Let's set the scene...
Although with a late start, the Gilmore girls arrive to the intimidating and historic Chilton Academy for Rory's first day. Rory in her brand-new, neatly-pressed Chilton uniform, while Lorelai is outfitted in Daisy Dukes and cowboy boots. Classy!
As they pull up to the front of the school, the follow conversation ensues...
Rory: I remember it being smaller.
Lorelai: Yeah. And less...
Rory: ...Off with their heads.
Lorelai: Yeah. [tilts her had and peers up at the building]
Rory: What are you looking at?
Lorelai: I'm just trying to see if there's a hunchback up in that bell tower.
Although the book is titled The Hunchback of Notre Dame, Hugo's story focuses mainly on the building itself rather than the fear-inducing, yet tenderhearted Quasimodo. In fact, the original title of the book was Notre-Dame de Paris (Notre Dame of Paris), and a previous translation changed it to The Hunchback of Notre Dame. Notre Dame is truly the main character of this tale... Claude Frollo, Esmeralda, Quasimodo and Pierre Gringoire are simply present to assist the author in telling the historic cathedral's story. Aside from Notre Dame, the author takes you through the differences in the face of Paris between the 1400s and "present day" (the 1800s)... how the architecture changed, what additions were created and therefore ruined the structures themselves, what portions of the buildings were created by which groups of people. Although Hugo argues (for MANY pages) that the invention of print ruined architecture forever, it's obvious through his description of the history of Paris through it's buildings, that this is not entirely the case. In fact, it could be said that print and architecture have worked together to ensure that the history of a place is never lost. Architecture tells the story, and print ensures that that story is captured for all time.

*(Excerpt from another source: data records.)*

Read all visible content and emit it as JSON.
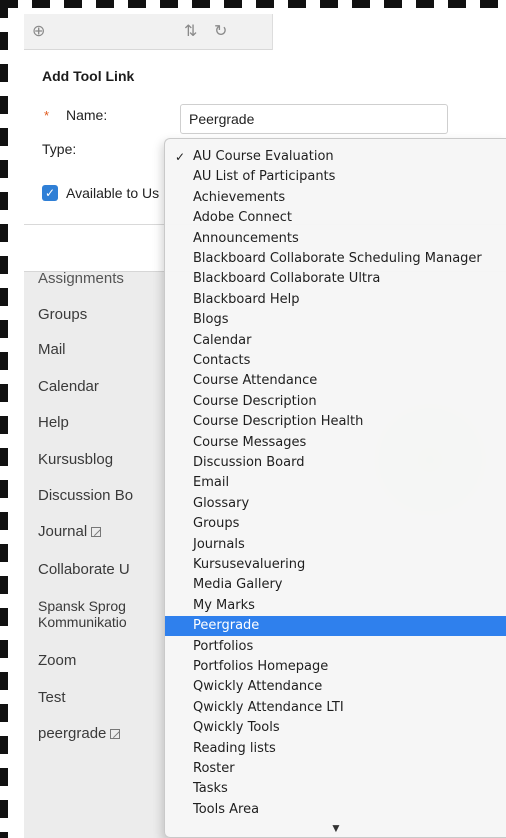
{
  "toolbar": {
    "icons": [
      "add-circle-icon",
      "sort-icon",
      "refresh-icon"
    ]
  },
  "panel": {
    "title": "Add Tool Link",
    "name_label": "Name:",
    "name_value": "Peergrade",
    "type_label": "Type:",
    "available_label": "Available to Us",
    "available_checked": true
  },
  "sidebar": {
    "items": [
      {
        "label": "Assignments"
      },
      {
        "label": "Groups"
      },
      {
        "label": "Mail"
      },
      {
        "label": "Calendar"
      },
      {
        "label": "Help"
      },
      {
        "label": "Kursusblog"
      },
      {
        "label": "Discussion Bo"
      },
      {
        "label": "Journal"
      },
      {
        "label": "Collaborate U"
      },
      {
        "label": "Spansk Sprog"
      },
      {
        "label": "Kommunikatio"
      },
      {
        "label": "Zoom"
      },
      {
        "label": "Test"
      },
      {
        "label": "peergrade"
      }
    ]
  },
  "dropdown": {
    "checked_index": 0,
    "selected_index": 23,
    "options": [
      "AU Course Evaluation",
      "AU List of Participants",
      "Achievements",
      "Adobe Connect",
      "Announcements",
      "Blackboard Collaborate Scheduling Manager",
      "Blackboard Collaborate Ultra",
      "Blackboard Help",
      "Blogs",
      "Calendar",
      "Contacts",
      "Course Attendance",
      "Course Description",
      "Course Description Health",
      "Course Messages",
      "Discussion Board",
      "Email",
      "Glossary",
      "Groups",
      "Journals",
      "Kursusevaluering",
      "Media Gallery",
      "My Marks",
      "Peergrade",
      "Portfolios",
      "Portfolios Homepage",
      "Qwickly Attendance",
      "Qwickly Attendance LTI",
      "Qwickly Tools",
      "Reading lists",
      "Roster",
      "Tasks",
      "Tools Area"
    ]
  },
  "colors": {
    "accent": "#2f80ed",
    "checkbox": "#2f7fd6",
    "required": "#e05a1d"
  }
}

Aside from the building itself, Hugo has written a heartbreaking tragedy of what havoc unrequited love can wreak on the people involved. In this story, unrequited love is essentially the catalyst of a civil uprising that changes the history of Paris forever. Once again, an author speaks to the all-encompassing, damaging, earth-shattering power of love. In this book, love doesn't move mountains... it maims, it murders, it destroys. There are many types of love described in this book... a forbidden, one-sided love between Frollo and Esmeralda, a fatherly love between Quasimodo and Frollo, a love of convenience between Gringoire and Esmeralda, a blind love between Esmeralda and Phoebus and a protective love between Quasimodo and Esmeralda. The only true love in this entire tale is that between Quasimodo and the cathedral itself. The only place he is understood is underneath that rose window, between those flying buttresses. The bells (Marie, Thibauld and Jacqueline) and the gargoyles that protect the edifice of this majestic building are Quasimodo's true friends and family (when even his adopted father betrays him). Notre Dame protects the hunchback during the attack by the vagabonds as it has protected him from the stares and insults from the people of Paris his entire life. Although the title of the book misleads the reader in believing that Quasimodo's story is the central purpose for Hugo's writing... Quasimodo is still the heart of this tale.

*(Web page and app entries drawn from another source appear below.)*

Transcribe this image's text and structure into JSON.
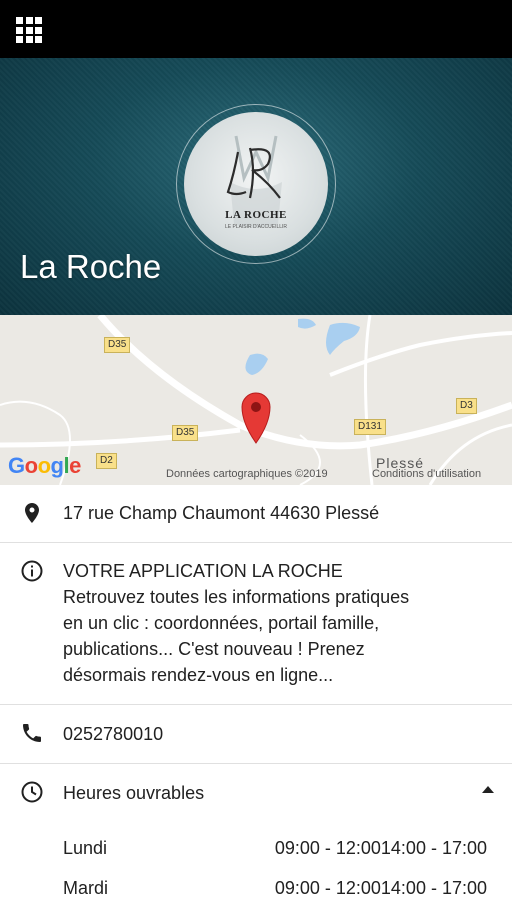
{
  "toolbar": {
    "menu_icon": "grid-menu-icon"
  },
  "hero": {
    "title": "La Roche",
    "logo": {
      "monogram": "LR",
      "name": "LA ROCHE",
      "tagline": "LE PLAISIR D'ACCUEILLIR"
    }
  },
  "map": {
    "road_labels": [
      "D35",
      "D35",
      "D131",
      "D3",
      "D2"
    ],
    "town_label": "Plessé",
    "google_logo": "Google",
    "data_credit": "Données cartographiques ©2019",
    "terms": "Conditions d'utilisation",
    "pin_icon": "map-pin-icon"
  },
  "address": {
    "icon": "location-pin-icon",
    "text": "17 rue Champ Chaumont 44630 Plessé"
  },
  "info": {
    "icon": "info-icon",
    "title": "VOTRE APPLICATION LA ROCHE",
    "lines": [
      "Retrouvez toutes les informations pratiques",
      "en un clic : coordonnées, portail famille,",
      "publications... C'est nouveau ! Prenez",
      "désormais rendez-vous en ligne..."
    ]
  },
  "phone": {
    "icon": "phone-icon",
    "text": "0252780010"
  },
  "hours": {
    "icon": "clock-icon",
    "label": "Heures ouvrables",
    "expanded": true,
    "days": [
      {
        "day": "Lundi",
        "time": "09:00 - 12:0014:00 - 17:00"
      },
      {
        "day": "Mardi",
        "time": "09:00 - 12:0014:00 - 17:00"
      }
    ]
  }
}
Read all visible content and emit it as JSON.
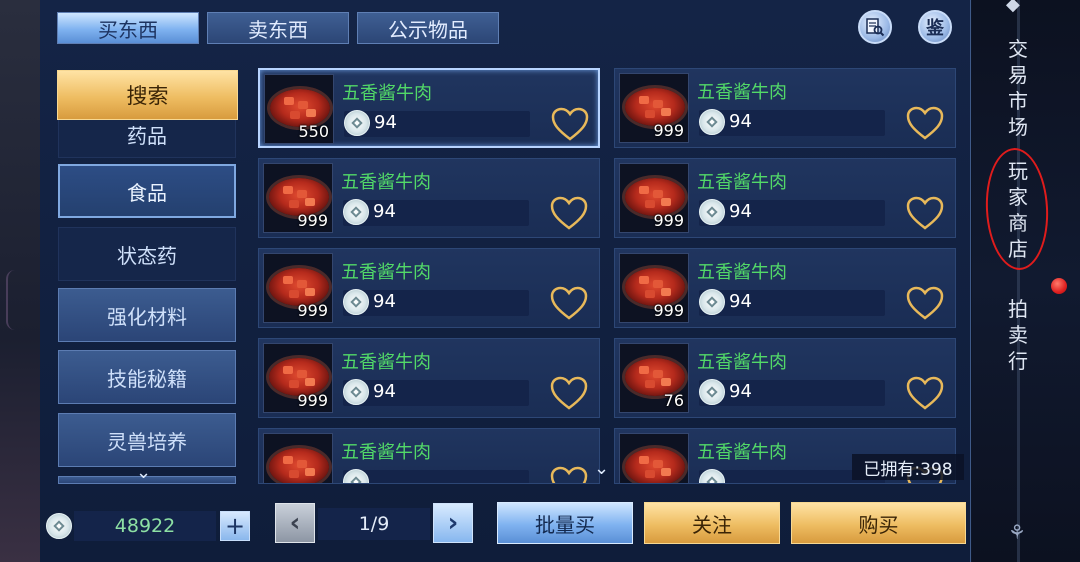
{
  "tabs": [
    {
      "label": "买东西",
      "active": true
    },
    {
      "label": "卖东西",
      "active": false
    },
    {
      "label": "公示物品",
      "active": false
    }
  ],
  "top_icons": {
    "ledger_icon": "ledger-search-icon",
    "appraise_label": "鉴"
  },
  "sidebar": {
    "search_label": "搜索",
    "items": [
      {
        "label": "药品"
      },
      {
        "label": "食品",
        "selected": true
      },
      {
        "label": "状态药"
      },
      {
        "label": "强化材料"
      },
      {
        "label": "技能秘籍"
      },
      {
        "label": "灵兽培养"
      }
    ]
  },
  "items": [
    {
      "name": "五香酱牛肉",
      "qty": "550",
      "price": "94"
    },
    {
      "name": "五香酱牛肉",
      "qty": "999",
      "price": "94"
    },
    {
      "name": "五香酱牛肉",
      "qty": "999",
      "price": "94"
    },
    {
      "name": "五香酱牛肉",
      "qty": "999",
      "price": "94"
    },
    {
      "name": "五香酱牛肉",
      "qty": "999",
      "price": "94"
    },
    {
      "name": "五香酱牛肉",
      "qty": "999",
      "price": "94"
    },
    {
      "name": "五香酱牛肉",
      "qty": "999",
      "price": "94"
    },
    {
      "name": "五香酱牛肉",
      "qty": "76",
      "price": "94"
    },
    {
      "name": "五香酱牛肉",
      "qty": "",
      "price": ""
    },
    {
      "name": "五香酱牛肉",
      "qty": "",
      "price": ""
    }
  ],
  "owned": "已拥有:398",
  "bottom": {
    "balance": "48922",
    "plus_label": "+",
    "page": "1/9",
    "prev_label": "‹",
    "next_label": "›",
    "bulk_buy": "批量买",
    "follow": "关注",
    "buy": "购买"
  },
  "right_nav": {
    "trading_market": "交易市场",
    "player_shop": "玩家商店",
    "auction_house": "拍卖行"
  },
  "colors": {
    "item_name": "#52d968",
    "accent_gold": "#eebd62",
    "accent_blue": "#7fb2f0",
    "annotation_red": "#e01c1c"
  }
}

Who do I see reading this in the Stars Hollow gazebo?
It was actually a little more difficult for me to make a selection for this book. The easy way out would've been Michel (look, he's French... therefore, he must love stories about Paris), but I didn't want to come across as lazy. And quite frankly, I couldn't see Michel reading The Hunchback of Notre Dame in the Stars Hollow gazebo. He'd most likely be turned off by Quasimodo's hideous countenance and run off to cleanse his palate by staring at photos of beautiful people (Celine Dion, perhaps). And although Luke isn't a big reader, I could see him being interested in this particular tale.